Last week, a group of Senators introduced a bipartisan bill to increase transparency in cattle pricing. The legislation is designed to foster efficient markets while increasing competition and transparency among meatpackers who purchase livestock directly from independent producers. The bill will require that a minimum of 50% of a meat packer’s weekly volume of beef slaughter be purchased on the open or spot market. But the National Cattlemen’s Beef Association (NCBA) opposes the bill. NCBA Executive Director of Government Affairs Danielle Beck provides an update on the proposed legislation.

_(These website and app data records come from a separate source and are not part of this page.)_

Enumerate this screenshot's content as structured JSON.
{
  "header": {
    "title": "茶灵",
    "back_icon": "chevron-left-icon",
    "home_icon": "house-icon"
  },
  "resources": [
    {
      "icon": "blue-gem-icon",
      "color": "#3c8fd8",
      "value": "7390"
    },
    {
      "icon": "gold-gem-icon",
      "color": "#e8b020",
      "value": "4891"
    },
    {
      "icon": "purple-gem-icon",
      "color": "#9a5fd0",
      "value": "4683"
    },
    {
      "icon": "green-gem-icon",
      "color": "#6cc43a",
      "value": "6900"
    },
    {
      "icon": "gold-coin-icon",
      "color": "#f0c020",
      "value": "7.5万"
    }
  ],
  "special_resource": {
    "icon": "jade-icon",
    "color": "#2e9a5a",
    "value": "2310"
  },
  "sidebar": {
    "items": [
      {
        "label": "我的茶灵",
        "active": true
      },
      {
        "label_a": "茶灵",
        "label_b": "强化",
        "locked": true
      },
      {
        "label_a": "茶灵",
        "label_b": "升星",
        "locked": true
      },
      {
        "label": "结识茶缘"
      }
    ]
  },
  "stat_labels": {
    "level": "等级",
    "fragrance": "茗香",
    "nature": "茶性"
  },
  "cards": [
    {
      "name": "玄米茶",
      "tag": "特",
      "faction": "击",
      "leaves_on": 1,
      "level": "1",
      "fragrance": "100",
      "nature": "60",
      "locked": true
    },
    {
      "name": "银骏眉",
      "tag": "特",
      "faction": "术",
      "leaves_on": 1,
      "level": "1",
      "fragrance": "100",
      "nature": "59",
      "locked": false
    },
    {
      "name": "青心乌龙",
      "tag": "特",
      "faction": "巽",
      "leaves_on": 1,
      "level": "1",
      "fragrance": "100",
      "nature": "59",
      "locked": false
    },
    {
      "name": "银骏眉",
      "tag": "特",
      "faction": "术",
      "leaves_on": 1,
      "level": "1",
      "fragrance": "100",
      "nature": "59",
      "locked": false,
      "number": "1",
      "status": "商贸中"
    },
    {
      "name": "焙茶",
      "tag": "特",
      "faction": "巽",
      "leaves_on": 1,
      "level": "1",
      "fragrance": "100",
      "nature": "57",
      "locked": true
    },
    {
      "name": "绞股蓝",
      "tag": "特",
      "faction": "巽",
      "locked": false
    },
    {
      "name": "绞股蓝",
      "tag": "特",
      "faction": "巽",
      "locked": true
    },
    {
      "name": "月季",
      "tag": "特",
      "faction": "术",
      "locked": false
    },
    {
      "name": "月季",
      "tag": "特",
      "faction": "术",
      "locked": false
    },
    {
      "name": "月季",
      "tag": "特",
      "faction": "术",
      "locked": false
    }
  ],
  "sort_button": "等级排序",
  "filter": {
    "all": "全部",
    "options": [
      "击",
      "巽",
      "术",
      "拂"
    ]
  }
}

The bill, introduced by Senator Chuck Grassley of Iowa, was first introduced in 2002. But after discovering a discrepancy between high grocery store shelf prices and simultaneous decreased cattle prices, Grassley decided to re-introduce the legislation.

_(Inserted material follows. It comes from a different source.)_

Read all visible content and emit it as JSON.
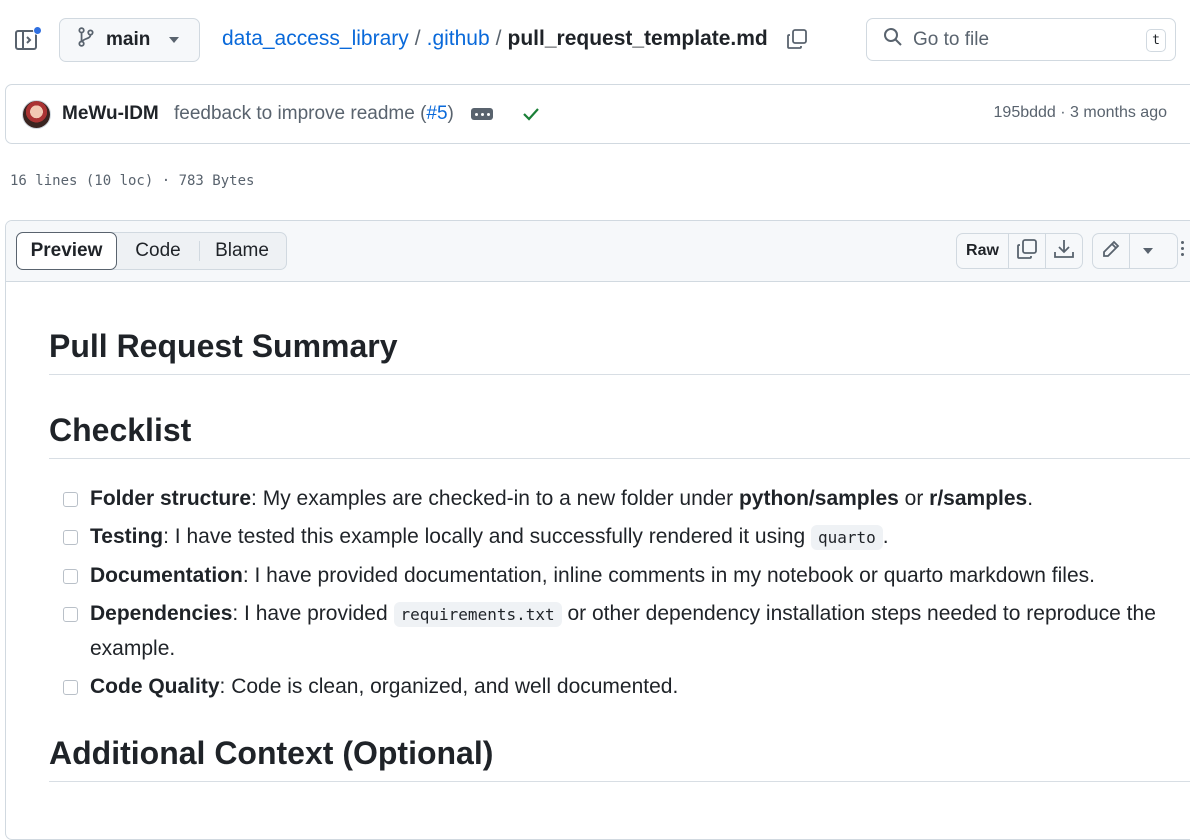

While NCBA opposes the bill, the U.S. Cattlemen’s Association (USCA) and R-CALF USA have endorsed the legislation. In a release, USCA President Brooke Miller said they commend the Senators signing on to this bill for advancing legislation that will have a real and meaningful impact on the U.S. cattle producers’ bottom line.